The Government has today published the Localism Bill, one of the most significant pieces of legislation it is ever likely to bring forward.
The Bill is evidence of the Government's commitment to shift power from Whitehall to local communities.
It will give local councils a general power of competence, allowing them to do anything which is not specifically prohibited by law rather than having to rely on clearly defined powers as at present.
But it doesn't just empower local councils - it gives power directly to local communities. They will be given a legal right to buy community assets that are threatened with closure like pubs, libraries and shops and a legal right of challenge to run council services. They will be given the power to require their council to hold a referendum if it is planning a significant increase in Council Tax - something that would have been very useful in Croydon when the Labour Council forced through a 27% increase seven or eight years ago - and indeed to instigate local referendums on any issue.

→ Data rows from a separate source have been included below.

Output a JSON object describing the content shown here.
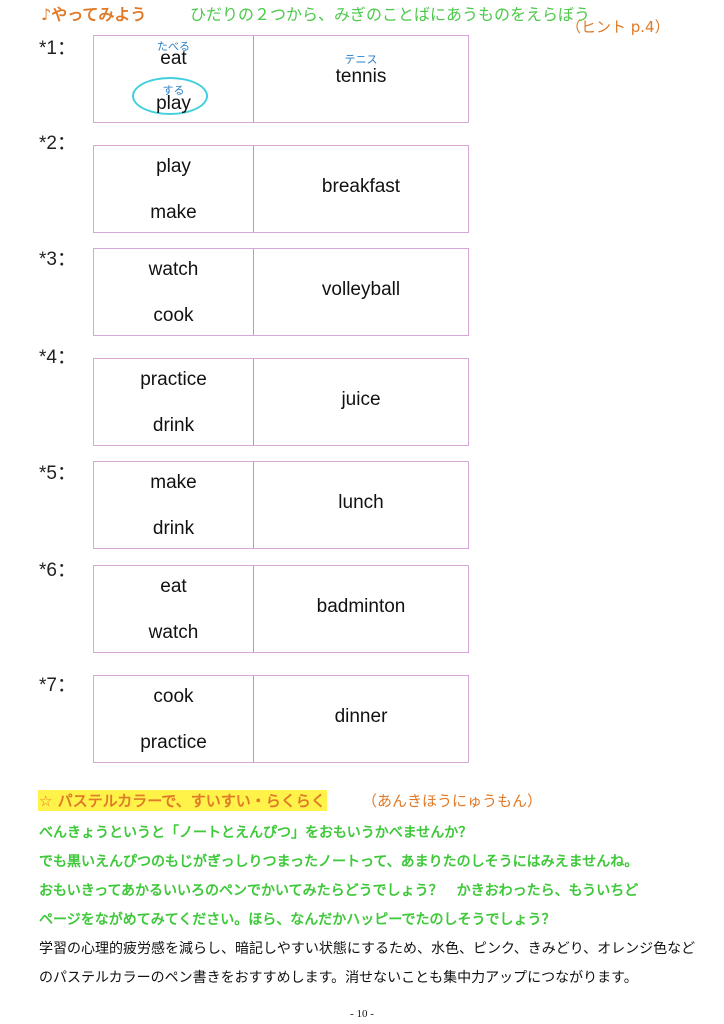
{
  "header": {
    "title": "♪やってみよう",
    "instruction": "ひだりの２つから、みぎのことばにあうものをえらぼう",
    "hint": "（ヒント p.4）"
  },
  "questions": [
    {
      "num": "*1：",
      "left": [
        "eat",
        "play"
      ],
      "left_ruby": [
        "たべる",
        "する"
      ],
      "right": "tennis",
      "right_ruby": "テニス",
      "answer": "play"
    },
    {
      "num": "*2：",
      "left": [
        "play",
        "make"
      ],
      "right": "breakfast"
    },
    {
      "num": "*3：",
      "left": [
        "watch",
        "cook"
      ],
      "right": "volleyball"
    },
    {
      "num": "*4：",
      "left": [
        "practice",
        "drink"
      ],
      "right": "juice"
    },
    {
      "num": "*5：",
      "left": [
        "make",
        "drink"
      ],
      "right": "lunch"
    },
    {
      "num": "*6：",
      "left": [
        "eat",
        "watch"
      ],
      "right": "badminton"
    },
    {
      "num": "*7：",
      "left": [
        "cook",
        "practice"
      ],
      "right": "dinner"
    }
  ],
  "section": {
    "title": "☆ パステルカラーで、すいすい・らくらく",
    "subtitle": "（あんきほうにゅうもん）",
    "green_lines": [
      "べんきょうというと「ノートとえんぴつ」をおもいうかべませんか？",
      "でも黒いえんぴつのもじがぎっしりつまったノートって、あまりたのしそうにはみえませんね。",
      "おもいきってあかるいいろのペンでかいてみたらどうでしょう？　かきおわったら、もういちど",
      "ページをながめてみてください。ほら、なんだかハッピーでたのしそうでしょう？"
    ],
    "black_lines": [
      "学習の心理的疲労感を減らし、暗記しやすい状態にするため、水色、ピンク、きみどり、オレンジ色など",
      "のパステルカラーのペン書きをおすすめします。消せないことも集中力アップにつながります。"
    ]
  },
  "page_number": "- 10 -"
}
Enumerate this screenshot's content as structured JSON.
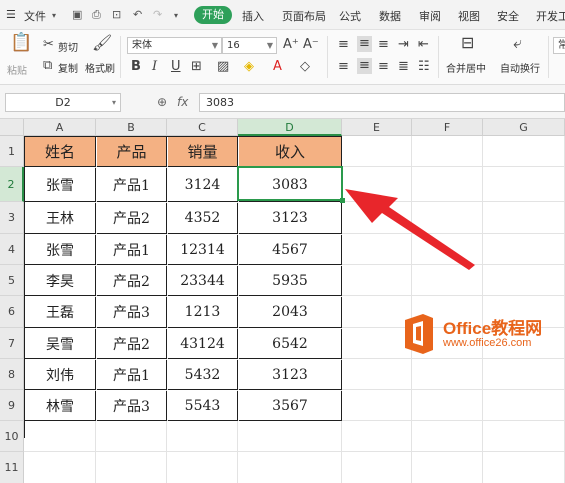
{
  "menubar": {
    "file_label": "文件",
    "tabs": [
      "开始",
      "插入",
      "页面布局",
      "公式",
      "数据",
      "审阅",
      "视图",
      "安全",
      "开发工"
    ]
  },
  "ribbon": {
    "paste": "粘贴",
    "cut": "剪切",
    "copy": "复制",
    "format_painter": "格式刷",
    "font_name": "宋体",
    "font_size": "16",
    "merge_center": "合并居中",
    "wrap_text": "自动换行",
    "more": "常"
  },
  "formula_bar": {
    "cell_ref": "D2",
    "fx": "fx",
    "value": "3083"
  },
  "sheet": {
    "columns": [
      "A",
      "B",
      "C",
      "D",
      "E",
      "F",
      "G"
    ],
    "rows": [
      "1",
      "2",
      "3",
      "4",
      "5",
      "6",
      "7",
      "8",
      "9",
      "10",
      "11"
    ],
    "active_cell": "D2",
    "table": {
      "header": [
        "姓名",
        "产品",
        "销量",
        "收入"
      ],
      "header_fill": "#f4b183",
      "rows": [
        [
          "张雪",
          "产品1",
          "3124",
          "3083"
        ],
        [
          "王林",
          "产品2",
          "4352",
          "3123"
        ],
        [
          "张雪",
          "产品1",
          "12314",
          "4567"
        ],
        [
          "李昊",
          "产品2",
          "23344",
          "5935"
        ],
        [
          "王磊",
          "产品3",
          "1213",
          "2043"
        ],
        [
          "吴雪",
          "产品2",
          "43124",
          "6542"
        ],
        [
          "刘伟",
          "产品1",
          "5432",
          "3123"
        ],
        [
          "林雪",
          "产品3",
          "5543",
          "3567"
        ]
      ]
    }
  },
  "annotation": {
    "arrow_color": "#e8262b"
  },
  "watermark": {
    "brand": "Office教程网",
    "url": "www.office26.com",
    "color": "#e8641b"
  }
}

The Bill will also reform the planning system, giving local people the right to shape the development of their communities instead of the top-down system we have at present.

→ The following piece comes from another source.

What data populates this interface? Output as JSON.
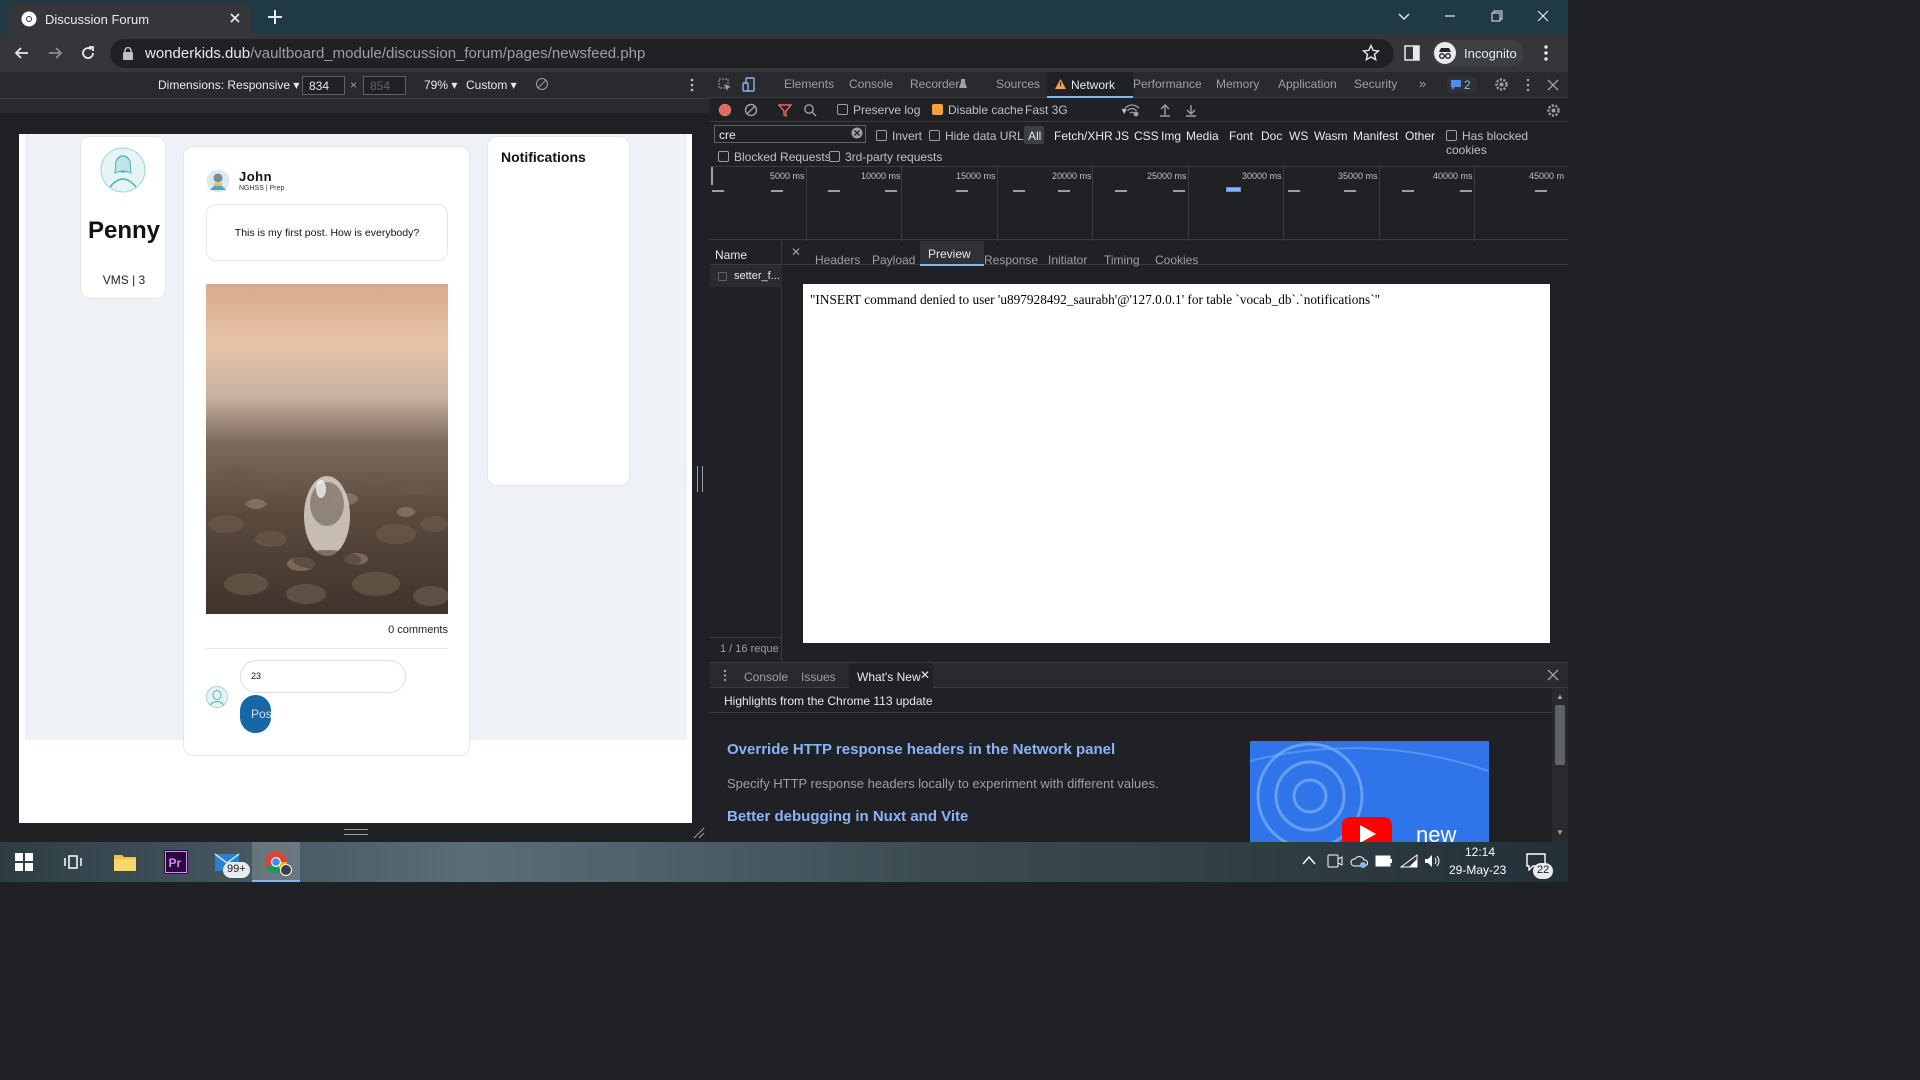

And these are only a few of the measures in the Bill. Britain today is one of the most centralised countries in the world. This Bill is going to change that for good.